• Requirement:
For each line below, print it again exactly as shown.

• Materials provided:
▶
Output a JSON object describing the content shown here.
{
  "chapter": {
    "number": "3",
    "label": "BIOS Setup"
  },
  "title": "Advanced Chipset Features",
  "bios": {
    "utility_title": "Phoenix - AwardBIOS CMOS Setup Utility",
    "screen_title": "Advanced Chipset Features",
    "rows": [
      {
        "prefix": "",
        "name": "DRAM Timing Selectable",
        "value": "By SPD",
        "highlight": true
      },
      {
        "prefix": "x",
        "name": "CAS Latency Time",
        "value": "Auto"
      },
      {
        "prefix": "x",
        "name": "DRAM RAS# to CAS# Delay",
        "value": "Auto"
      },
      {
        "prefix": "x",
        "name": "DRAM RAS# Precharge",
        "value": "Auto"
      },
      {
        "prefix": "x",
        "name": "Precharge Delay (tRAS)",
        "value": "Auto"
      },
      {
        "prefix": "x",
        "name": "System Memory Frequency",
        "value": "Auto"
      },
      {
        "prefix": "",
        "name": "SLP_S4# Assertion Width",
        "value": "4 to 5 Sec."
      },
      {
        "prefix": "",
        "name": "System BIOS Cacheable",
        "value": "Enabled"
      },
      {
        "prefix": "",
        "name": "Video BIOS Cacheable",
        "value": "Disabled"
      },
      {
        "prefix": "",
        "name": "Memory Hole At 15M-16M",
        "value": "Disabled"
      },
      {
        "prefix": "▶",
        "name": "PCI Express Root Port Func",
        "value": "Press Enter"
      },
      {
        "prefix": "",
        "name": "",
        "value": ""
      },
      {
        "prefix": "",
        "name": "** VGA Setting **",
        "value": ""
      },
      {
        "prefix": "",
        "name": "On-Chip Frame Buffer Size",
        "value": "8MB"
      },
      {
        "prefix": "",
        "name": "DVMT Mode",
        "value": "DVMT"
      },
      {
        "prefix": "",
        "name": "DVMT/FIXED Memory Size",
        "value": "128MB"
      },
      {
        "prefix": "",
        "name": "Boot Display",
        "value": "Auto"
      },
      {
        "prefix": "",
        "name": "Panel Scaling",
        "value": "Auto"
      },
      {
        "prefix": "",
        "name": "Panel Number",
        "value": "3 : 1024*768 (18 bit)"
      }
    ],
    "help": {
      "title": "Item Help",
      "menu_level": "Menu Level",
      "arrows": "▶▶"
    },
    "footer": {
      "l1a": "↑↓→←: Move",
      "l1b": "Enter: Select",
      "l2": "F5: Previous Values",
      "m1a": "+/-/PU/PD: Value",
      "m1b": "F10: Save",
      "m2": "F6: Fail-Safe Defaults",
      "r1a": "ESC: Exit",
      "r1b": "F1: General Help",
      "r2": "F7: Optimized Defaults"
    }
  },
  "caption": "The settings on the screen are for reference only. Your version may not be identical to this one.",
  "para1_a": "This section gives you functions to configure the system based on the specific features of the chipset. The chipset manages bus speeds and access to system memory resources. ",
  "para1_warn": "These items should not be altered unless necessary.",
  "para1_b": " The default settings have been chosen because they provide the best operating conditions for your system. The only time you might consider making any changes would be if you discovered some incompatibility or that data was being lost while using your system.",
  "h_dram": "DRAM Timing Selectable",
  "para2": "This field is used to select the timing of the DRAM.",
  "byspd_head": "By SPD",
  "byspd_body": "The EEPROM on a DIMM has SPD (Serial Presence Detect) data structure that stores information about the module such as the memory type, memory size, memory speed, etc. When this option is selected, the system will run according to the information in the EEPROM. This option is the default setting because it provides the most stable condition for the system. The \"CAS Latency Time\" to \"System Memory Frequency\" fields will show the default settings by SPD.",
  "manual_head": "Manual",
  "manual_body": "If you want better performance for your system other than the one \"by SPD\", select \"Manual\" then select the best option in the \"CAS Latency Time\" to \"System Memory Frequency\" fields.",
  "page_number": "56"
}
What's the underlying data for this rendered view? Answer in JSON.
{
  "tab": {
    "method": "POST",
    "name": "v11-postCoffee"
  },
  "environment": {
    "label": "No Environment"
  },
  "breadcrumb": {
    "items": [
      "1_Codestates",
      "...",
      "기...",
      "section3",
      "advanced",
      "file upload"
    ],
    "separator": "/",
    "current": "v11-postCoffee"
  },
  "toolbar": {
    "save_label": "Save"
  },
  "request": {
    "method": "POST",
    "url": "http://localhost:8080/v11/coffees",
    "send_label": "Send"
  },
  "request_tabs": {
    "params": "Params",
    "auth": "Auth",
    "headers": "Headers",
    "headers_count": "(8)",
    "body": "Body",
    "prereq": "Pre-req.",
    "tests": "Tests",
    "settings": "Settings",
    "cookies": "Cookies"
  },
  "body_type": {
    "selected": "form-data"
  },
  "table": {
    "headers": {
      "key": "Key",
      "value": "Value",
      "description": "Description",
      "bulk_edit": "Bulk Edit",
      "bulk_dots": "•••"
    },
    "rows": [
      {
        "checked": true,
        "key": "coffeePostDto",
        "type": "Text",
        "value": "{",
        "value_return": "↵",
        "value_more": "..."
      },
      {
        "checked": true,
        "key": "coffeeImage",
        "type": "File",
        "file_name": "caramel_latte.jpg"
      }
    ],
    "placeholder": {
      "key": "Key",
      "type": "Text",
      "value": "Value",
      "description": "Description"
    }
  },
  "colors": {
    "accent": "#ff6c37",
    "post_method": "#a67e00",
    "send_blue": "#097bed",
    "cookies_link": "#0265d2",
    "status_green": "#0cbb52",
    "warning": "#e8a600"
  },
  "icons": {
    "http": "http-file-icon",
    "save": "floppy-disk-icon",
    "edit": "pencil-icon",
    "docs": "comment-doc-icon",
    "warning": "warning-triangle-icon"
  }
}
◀
• Output for this exercise:
Output a JSON object describing the content shown here.
{
  "chapter": {
    "number": "3",
    "label": "BIOS Setup"
  },
  "title": "Advanced Chipset Features",
  "bios": {
    "utility_title": "Phoenix - AwardBIOS CMOS Setup Utility",
    "screen_title": "Advanced Chipset Features",
    "rows": [
      {
        "prefix": "",
        "name": "DRAM Timing Selectable",
        "value": "By SPD",
        "highlight": true
      },
      {
        "prefix": "x",
        "name": "CAS Latency Time",
        "value": "Auto"
      },
      {
        "prefix": "x",
        "name": "DRAM RAS# to CAS# Delay",
        "value": "Auto"
      },
      {
        "prefix": "x",
        "name": "DRAM RAS# Precharge",
        "value": "Auto"
      },
      {
        "prefix": "x",
        "name": "Precharge Delay (tRAS)",
        "value": "Auto"
      },
      {
        "prefix": "x",
        "name": "System Memory Frequency",
        "value": "Auto"
      },
      {
        "prefix": "",
        "name": "SLP_S4# Assertion Width",
        "value": "4 to 5 Sec."
      },
      {
        "prefix": "",
        "name": "System BIOS Cacheable",
        "value": "Enabled"
      },
      {
        "prefix": "",
        "name": "Video BIOS Cacheable",
        "value": "Disabled"
      },
      {
        "prefix": "",
        "name": "Memory Hole At 15M-16M",
        "value": "Disabled"
      },
      {
        "prefix": "▶",
        "name": "PCI Express Root Port Func",
        "value": "Press Enter"
      },
      {
        "prefix": "",
        "name": "",
        "value": ""
      },
      {
        "prefix": "",
        "name": "** VGA Setting **",
        "value": ""
      },
      {
        "prefix": "",
        "name": "On-Chip Frame Buffer Size",
        "value": "8MB"
      },
      {
        "prefix": "",
        "name": "DVMT Mode",
        "value": "DVMT"
      },
      {
        "prefix": "",
        "name": "DVMT/FIXED Memory Size",
        "value": "128MB"
      },
      {
        "prefix": "",
        "name": "Boot Display",
        "value": "Auto"
      },
      {
        "prefix": "",
        "name": "Panel Scaling",
        "value": "Auto"
      },
      {
        "prefix": "",
        "name": "Panel Number",
        "value": "3 : 1024*768 (18 bit)"
      }
    ],
    "help": {
      "title": "Item Help",
      "menu_level": "Menu Level",
      "arrows": "▶▶"
    },
    "footer": {
      "l1a": "↑↓→←: Move",
      "l1b": "Enter: Select",
      "l2": "F5: Previous Values",
      "m1a": "+/-/PU/PD: Value",
      "m1b": "F10: Save",
      "m2": "F6: Fail-Safe Defaults",
      "r1a": "ESC: Exit",
      "r1b": "F1: General Help",
      "r2": "F7: Optimized Defaults"
    }
  },
  "caption": "The settings on the screen are for reference only. Your version may not be identical to this one.",
  "para1_a": "This section gives you functions to configure the system based on the specific features of the chipset. The chipset manages bus speeds and access to system memory resources. ",
  "para1_warn": "These items should not be altered unless necessary.",
  "para1_b": " The default settings have been chosen because they provide the best operating conditions for your system. The only time you might consider making any changes would be if you discovered some incompatibility or that data was being lost while using your system.",
  "h_dram": "DRAM Timing Selectable",
  "para2": "This field is used to select the timing of the DRAM.",
  "byspd_head": "By SPD",
  "byspd_body": "The EEPROM on a DIMM has SPD (Serial Presence Detect) data structure that stores information about the module such as the memory type, memory size, memory speed, etc. When this option is selected, the system will run according to the information in the EEPROM. This option is the default setting because it provides the most stable condition for the system. The \"CAS Latency Time\" to \"System Memory Frequency\" fields will show the default settings by SPD.",
  "manual_head": "Manual",
  "manual_body": "If you want better performance for your system other than the one \"by SPD\", select \"Manual\" then select the best option in the \"CAS Latency Time\" to \"System Memory Frequency\" fields.",
  "page_number": "56"
}
What's the underlying data for this rendered view? Answer in JSON.
{
  "tab": {
    "method": "POST",
    "name": "v11-postCoffee"
  },
  "environment": {
    "label": "No Environment"
  },
  "breadcrumb": {
    "items": [
      "1_Codestates",
      "...",
      "기...",
      "section3",
      "advanced",
      "file upload"
    ],
    "separator": "/",
    "current": "v11-postCoffee"
  },
  "toolbar": {
    "save_label": "Save"
  },
  "request": {
    "method": "POST",
    "url": "http://localhost:8080/v11/coffees",
    "send_label": "Send"
  },
  "request_tabs": {
    "params": "Params",
    "auth": "Auth",
    "headers": "Headers",
    "headers_count": "(8)",
    "body": "Body",
    "prereq": "Pre-req.",
    "tests": "Tests",
    "settings": "Settings",
    "cookies": "Cookies"
  },
  "body_type": {
    "selected": "form-data"
  },
  "table": {
    "headers": {
      "key": "Key",
      "value": "Value",
      "description": "Description",
      "bulk_edit": "Bulk Edit",
      "bulk_dots": "•••"
    },
    "rows": [
      {
        "checked": true,
        "key": "coffeePostDto",
        "type": "Text",
        "value": "{",
        "value_return": "↵",
        "value_more": "..."
      },
      {
        "checked": true,
        "key": "coffeeImage",
        "type": "File",
        "file_name": "caramel_latte.jpg"
      }
    ],
    "placeholder": {
      "key": "Key",
      "type": "Text",
      "value": "Value",
      "description": "Description"
    }
  },
  "colors": {
    "accent": "#ff6c37",
    "post_method": "#a67e00",
    "send_blue": "#097bed",
    "cookies_link": "#0265d2",
    "status_green": "#0cbb52",
    "warning": "#e8a600"
  },
  "icons": {
    "http": "http-file-icon",
    "save": "floppy-disk-icon",
    "edit": "pencil-icon",
    "docs": "comment-doc-icon",
    "warning": "warning-triangle-icon"
  }
}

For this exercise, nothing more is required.